● GIVEN INFORMATION
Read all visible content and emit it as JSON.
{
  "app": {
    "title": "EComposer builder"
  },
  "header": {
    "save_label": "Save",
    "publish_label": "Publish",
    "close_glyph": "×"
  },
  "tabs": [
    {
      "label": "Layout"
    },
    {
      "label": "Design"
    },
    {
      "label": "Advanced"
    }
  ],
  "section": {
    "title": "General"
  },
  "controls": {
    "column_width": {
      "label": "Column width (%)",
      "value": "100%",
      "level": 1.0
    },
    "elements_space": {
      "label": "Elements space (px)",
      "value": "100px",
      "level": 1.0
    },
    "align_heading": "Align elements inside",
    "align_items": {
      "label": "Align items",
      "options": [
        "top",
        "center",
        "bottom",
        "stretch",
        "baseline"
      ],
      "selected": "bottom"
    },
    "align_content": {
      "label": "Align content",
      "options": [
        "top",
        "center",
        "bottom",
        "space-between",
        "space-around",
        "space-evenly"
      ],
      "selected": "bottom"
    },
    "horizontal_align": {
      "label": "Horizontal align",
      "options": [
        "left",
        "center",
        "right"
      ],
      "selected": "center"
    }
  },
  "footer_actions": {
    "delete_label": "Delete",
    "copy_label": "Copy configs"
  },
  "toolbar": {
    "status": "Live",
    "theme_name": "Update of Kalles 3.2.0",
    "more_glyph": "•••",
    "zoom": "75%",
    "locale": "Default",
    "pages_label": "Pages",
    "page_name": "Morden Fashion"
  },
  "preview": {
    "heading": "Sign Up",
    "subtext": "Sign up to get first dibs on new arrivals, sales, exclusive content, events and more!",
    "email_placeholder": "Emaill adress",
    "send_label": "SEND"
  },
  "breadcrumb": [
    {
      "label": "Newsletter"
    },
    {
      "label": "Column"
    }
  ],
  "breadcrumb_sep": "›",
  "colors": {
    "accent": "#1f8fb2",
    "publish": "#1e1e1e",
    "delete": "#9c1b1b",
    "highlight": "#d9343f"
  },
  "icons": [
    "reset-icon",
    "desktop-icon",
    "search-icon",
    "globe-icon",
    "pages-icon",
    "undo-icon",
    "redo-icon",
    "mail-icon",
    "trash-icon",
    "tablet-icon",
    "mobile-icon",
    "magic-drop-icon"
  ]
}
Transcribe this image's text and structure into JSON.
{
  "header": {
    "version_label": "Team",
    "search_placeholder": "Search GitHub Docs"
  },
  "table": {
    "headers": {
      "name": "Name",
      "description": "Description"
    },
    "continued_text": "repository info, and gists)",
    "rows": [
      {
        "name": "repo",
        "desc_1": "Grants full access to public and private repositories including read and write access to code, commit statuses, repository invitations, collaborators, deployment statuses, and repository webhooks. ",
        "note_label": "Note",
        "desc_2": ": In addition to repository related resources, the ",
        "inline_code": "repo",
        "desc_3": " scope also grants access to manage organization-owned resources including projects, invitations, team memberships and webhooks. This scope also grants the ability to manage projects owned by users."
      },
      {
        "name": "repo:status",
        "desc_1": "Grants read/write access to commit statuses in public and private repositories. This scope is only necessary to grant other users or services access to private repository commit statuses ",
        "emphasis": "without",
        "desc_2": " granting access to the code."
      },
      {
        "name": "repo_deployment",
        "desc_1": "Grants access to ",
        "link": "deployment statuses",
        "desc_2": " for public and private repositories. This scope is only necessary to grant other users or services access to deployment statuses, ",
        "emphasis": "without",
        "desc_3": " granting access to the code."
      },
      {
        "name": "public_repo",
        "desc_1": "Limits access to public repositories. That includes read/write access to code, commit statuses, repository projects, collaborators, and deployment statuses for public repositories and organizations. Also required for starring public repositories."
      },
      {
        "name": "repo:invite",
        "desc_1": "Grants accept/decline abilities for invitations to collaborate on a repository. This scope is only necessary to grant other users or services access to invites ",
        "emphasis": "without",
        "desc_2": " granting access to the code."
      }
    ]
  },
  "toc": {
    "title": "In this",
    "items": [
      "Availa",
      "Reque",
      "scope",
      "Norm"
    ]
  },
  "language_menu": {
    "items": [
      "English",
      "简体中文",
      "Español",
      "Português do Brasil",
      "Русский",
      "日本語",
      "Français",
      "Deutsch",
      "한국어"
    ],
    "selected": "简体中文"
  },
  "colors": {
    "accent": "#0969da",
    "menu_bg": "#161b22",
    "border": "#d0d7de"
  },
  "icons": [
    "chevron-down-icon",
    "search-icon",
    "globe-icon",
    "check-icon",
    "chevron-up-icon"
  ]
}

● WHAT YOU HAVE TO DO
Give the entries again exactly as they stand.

● EXERCISE ANSWER
Read all visible content and emit it as JSON.
{
  "app": {
    "title": "EComposer builder"
  },
  "header": {
    "save_label": "Save",
    "publish_label": "Publish",
    "close_glyph": "×"
  },
  "tabs": [
    {
      "label": "Layout"
    },
    {
      "label": "Design"
    },
    {
      "label": "Advanced"
    }
  ],
  "section": {
    "title": "General"
  },
  "controls": {
    "column_width": {
      "label": "Column width (%)",
      "value": "100%",
      "level": 1.0
    },
    "elements_space": {
      "label": "Elements space (px)",
      "value": "100px",
      "level": 1.0
    },
    "align_heading": "Align elements inside",
    "align_items": {
      "label": "Align items",
      "options": [
        "top",
        "center",
        "bottom",
        "stretch",
        "baseline"
      ],
      "selected": "bottom"
    },
    "align_content": {
      "label": "Align content",
      "options": [
        "top",
        "center",
        "bottom",
        "space-between",
        "space-around",
        "space-evenly"
      ],
      "selected": "bottom"
    },
    "horizontal_align": {
      "label": "Horizontal align",
      "options": [
        "left",
        "center",
        "right"
      ],
      "selected": "center"
    }
  },
  "footer_actions": {
    "delete_label": "Delete",
    "copy_label": "Copy configs"
  },
  "toolbar": {
    "status": "Live",
    "theme_name": "Update of Kalles 3.2.0",
    "more_glyph": "•••",
    "zoom": "75%",
    "locale": "Default",
    "pages_label": "Pages",
    "page_name": "Morden Fashion"
  },
  "preview": {
    "heading": "Sign Up",
    "subtext": "Sign up to get first dibs on new arrivals, sales, exclusive content, events and more!",
    "email_placeholder": "Emaill adress",
    "send_label": "SEND"
  },
  "breadcrumb": [
    {
      "label": "Newsletter"
    },
    {
      "label": "Column"
    }
  ],
  "breadcrumb_sep": "›",
  "colors": {
    "accent": "#1f8fb2",
    "publish": "#1e1e1e",
    "delete": "#9c1b1b",
    "highlight": "#d9343f"
  },
  "icons": [
    "reset-icon",
    "desktop-icon",
    "search-icon",
    "globe-icon",
    "pages-icon",
    "undo-icon",
    "redo-icon",
    "mail-icon",
    "trash-icon",
    "tablet-icon",
    "mobile-icon",
    "magic-drop-icon"
  ]
}
Transcribe this image's text and structure into JSON.
{
  "header": {
    "version_label": "Team",
    "search_placeholder": "Search GitHub Docs"
  },
  "table": {
    "headers": {
      "name": "Name",
      "description": "Description"
    },
    "continued_text": "repository info, and gists)",
    "rows": [
      {
        "name": "repo",
        "desc_1": "Grants full access to public and private repositories including read and write access to code, commit statuses, repository invitations, collaborators, deployment statuses, and repository webhooks. ",
        "note_label": "Note",
        "desc_2": ": In addition to repository related resources, the ",
        "inline_code": "repo",
        "desc_3": " scope also grants access to manage organization-owned resources including projects, invitations, team memberships and webhooks. This scope also grants the ability to manage projects owned by users."
      },
      {
        "name": "repo:status",
        "desc_1": "Grants read/write access to commit statuses in public and private repositories. This scope is only necessary to grant other users or services access to private repository commit statuses ",
        "emphasis": "without",
        "desc_2": " granting access to the code."
      },
      {
        "name": "repo_deployment",
        "desc_1": "Grants access to ",
        "link": "deployment statuses",
        "desc_2": " for public and private repositories. This scope is only necessary to grant other users or services access to deployment statuses, ",
        "emphasis": "without",
        "desc_3": " granting access to the code."
      },
      {
        "name": "public_repo",
        "desc_1": "Limits access to public repositories. That includes read/write access to code, commit statuses, repository projects, collaborators, and deployment statuses for public repositories and organizations. Also required for starring public repositories."
      },
      {
        "name": "repo:invite",
        "desc_1": "Grants accept/decline abilities for invitations to collaborate on a repository. This scope is only necessary to grant other users or services access to invites ",
        "emphasis": "without",
        "desc_2": " granting access to the code."
      }
    ]
  },
  "toc": {
    "title": "In this",
    "items": [
      "Availa",
      "Reque",
      "scope",
      "Norm"
    ]
  },
  "language_menu": {
    "items": [
      "English",
      "简体中文",
      "Español",
      "Português do Brasil",
      "Русский",
      "日本語",
      "Français",
      "Deutsch",
      "한국어"
    ],
    "selected": "简体中文"
  },
  "colors": {
    "accent": "#0969da",
    "menu_bg": "#161b22",
    "border": "#d0d7de"
  },
  "icons": [
    "chevron-down-icon",
    "search-icon",
    "globe-icon",
    "check-icon",
    "chevron-up-icon"
  ]
}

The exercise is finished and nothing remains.